(Recorded information)
*** Begin section ***

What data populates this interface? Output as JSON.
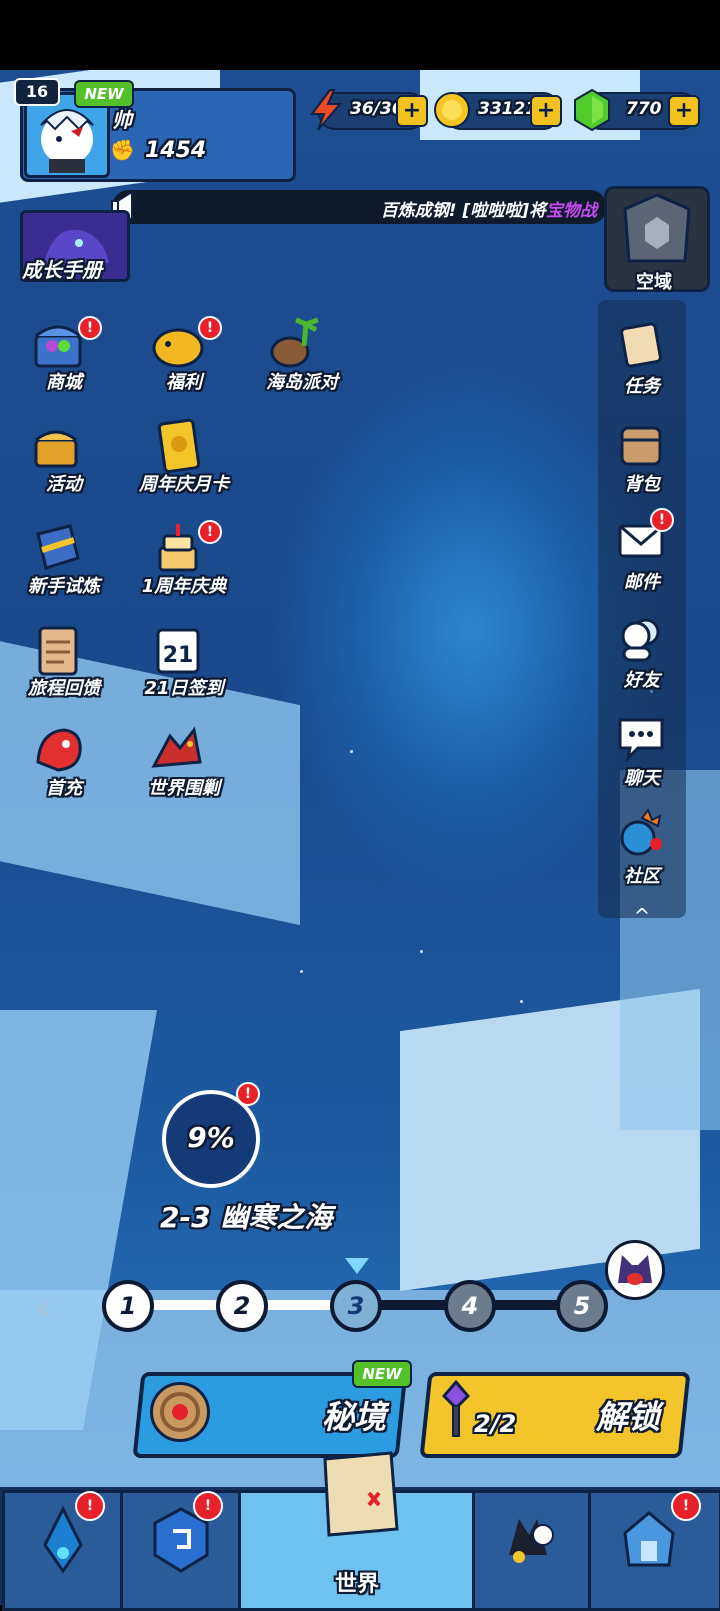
{
  "player": {
    "level": "16",
    "new_tag": "NEW",
    "name": "帅",
    "power": "1454"
  },
  "resources": {
    "stamina": "36/36",
    "coins": "33121",
    "gems": "770",
    "plus": "+"
  },
  "ticker": {
    "prefix": "百炼成钢! [啦啦啦]将",
    "highlight": "宝物战"
  },
  "handbook": {
    "label": "成长手册"
  },
  "void": {
    "label": "空域"
  },
  "left_menu": [
    {
      "label": "商城",
      "icon": "treasure-chest-icon",
      "badge": "!"
    },
    {
      "label": "福利",
      "icon": "piggy-bank-icon",
      "badge": "!"
    },
    {
      "label": "海岛派对",
      "icon": "coconut-island-icon",
      "badge": ""
    },
    {
      "label": "活动",
      "icon": "gift-chest-icon",
      "badge": ""
    },
    {
      "label": "周年庆月卡",
      "icon": "gold-card-icon",
      "badge": ""
    },
    {
      "label": "新手试炼",
      "icon": "shield-sword-icon",
      "badge": ""
    },
    {
      "label": "1周年庆典",
      "icon": "birthday-cake-icon",
      "badge": "!"
    },
    {
      "label": "旅程回馈",
      "icon": "clipboard-icon",
      "badge": ""
    },
    {
      "label": "21日签到",
      "icon": "calendar-icon",
      "calendar_day": "21",
      "badge": ""
    },
    {
      "label": "首充",
      "icon": "red-dragon-icon",
      "badge": ""
    },
    {
      "label": "世界围剿",
      "icon": "fire-dragon-icon",
      "badge": ""
    }
  ],
  "right_menu": [
    {
      "label": "任务",
      "icon": "scroll-icon",
      "badge": ""
    },
    {
      "label": "背包",
      "icon": "backpack-icon",
      "badge": ""
    },
    {
      "label": "邮件",
      "icon": "mail-icon",
      "badge": "!"
    },
    {
      "label": "好友",
      "icon": "friends-icon",
      "badge": ""
    },
    {
      "label": "聊天",
      "icon": "chat-icon",
      "badge": ""
    },
    {
      "label": "社区",
      "icon": "community-icon",
      "badge": ""
    }
  ],
  "collapse": "^",
  "progress": {
    "percent": "9%",
    "stage": "2-3 幽寒之海",
    "badge": "!"
  },
  "levels": [
    "1",
    "2",
    "3",
    "4",
    "5"
  ],
  "current_level": "3",
  "actions": {
    "secret_label": "秘境",
    "secret_new": "NEW",
    "unlock_label": "解锁",
    "keys": "2/2"
  },
  "nav": {
    "world_label": "世界",
    "badge": "!"
  },
  "colors": {
    "accent_yellow": "#f4c52a",
    "accent_blue": "#2c9ce0",
    "badge_red": "#e8202a",
    "new_green": "#55c12a"
  }
}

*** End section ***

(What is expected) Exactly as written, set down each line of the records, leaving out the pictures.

(Exercise result)
What data populates this interface? Output as JSON.
{
  "player": {
    "level": "16",
    "new_tag": "NEW",
    "name": "帅",
    "power": "1454"
  },
  "resources": {
    "stamina": "36/36",
    "coins": "33121",
    "gems": "770",
    "plus": "+"
  },
  "ticker": {
    "prefix": "百炼成钢! [啦啦啦]将",
    "highlight": "宝物战"
  },
  "handbook": {
    "label": "成长手册"
  },
  "void": {
    "label": "空域"
  },
  "left_menu": [
    {
      "label": "商城",
      "icon": "treasure-chest-icon",
      "badge": "!"
    },
    {
      "label": "福利",
      "icon": "piggy-bank-icon",
      "badge": "!"
    },
    {
      "label": "海岛派对",
      "icon": "coconut-island-icon",
      "badge": ""
    },
    {
      "label": "活动",
      "icon": "gift-chest-icon",
      "badge": ""
    },
    {
      "label": "周年庆月卡",
      "icon": "gold-card-icon",
      "badge": ""
    },
    {
      "label": "新手试炼",
      "icon": "shield-sword-icon",
      "badge": ""
    },
    {
      "label": "1周年庆典",
      "icon": "birthday-cake-icon",
      "badge": "!"
    },
    {
      "label": "旅程回馈",
      "icon": "clipboard-icon",
      "badge": ""
    },
    {
      "label": "21日签到",
      "icon": "calendar-icon",
      "calendar_day": "21",
      "badge": ""
    },
    {
      "label": "首充",
      "icon": "red-dragon-icon",
      "badge": ""
    },
    {
      "label": "世界围剿",
      "icon": "fire-dragon-icon",
      "badge": ""
    }
  ],
  "right_menu": [
    {
      "label": "任务",
      "icon": "scroll-icon",
      "badge": ""
    },
    {
      "label": "背包",
      "icon": "backpack-icon",
      "badge": ""
    },
    {
      "label": "邮件",
      "icon": "mail-icon",
      "badge": "!"
    },
    {
      "label": "好友",
      "icon": "friends-icon",
      "badge": ""
    },
    {
      "label": "聊天",
      "icon": "chat-icon",
      "badge": ""
    },
    {
      "label": "社区",
      "icon": "community-icon",
      "badge": ""
    }
  ],
  "collapse": "^",
  "progress": {
    "percent": "9%",
    "stage": "2-3 幽寒之海",
    "badge": "!"
  },
  "levels": [
    "1",
    "2",
    "3",
    "4",
    "5"
  ],
  "current_level": "3",
  "actions": {
    "secret_label": "秘境",
    "secret_new": "NEW",
    "unlock_label": "解锁",
    "keys": "2/2"
  },
  "nav": {
    "world_label": "世界",
    "badge": "!"
  },
  "colors": {
    "accent_yellow": "#f4c52a",
    "accent_blue": "#2c9ce0",
    "badge_red": "#e8202a",
    "new_green": "#55c12a"
  }
}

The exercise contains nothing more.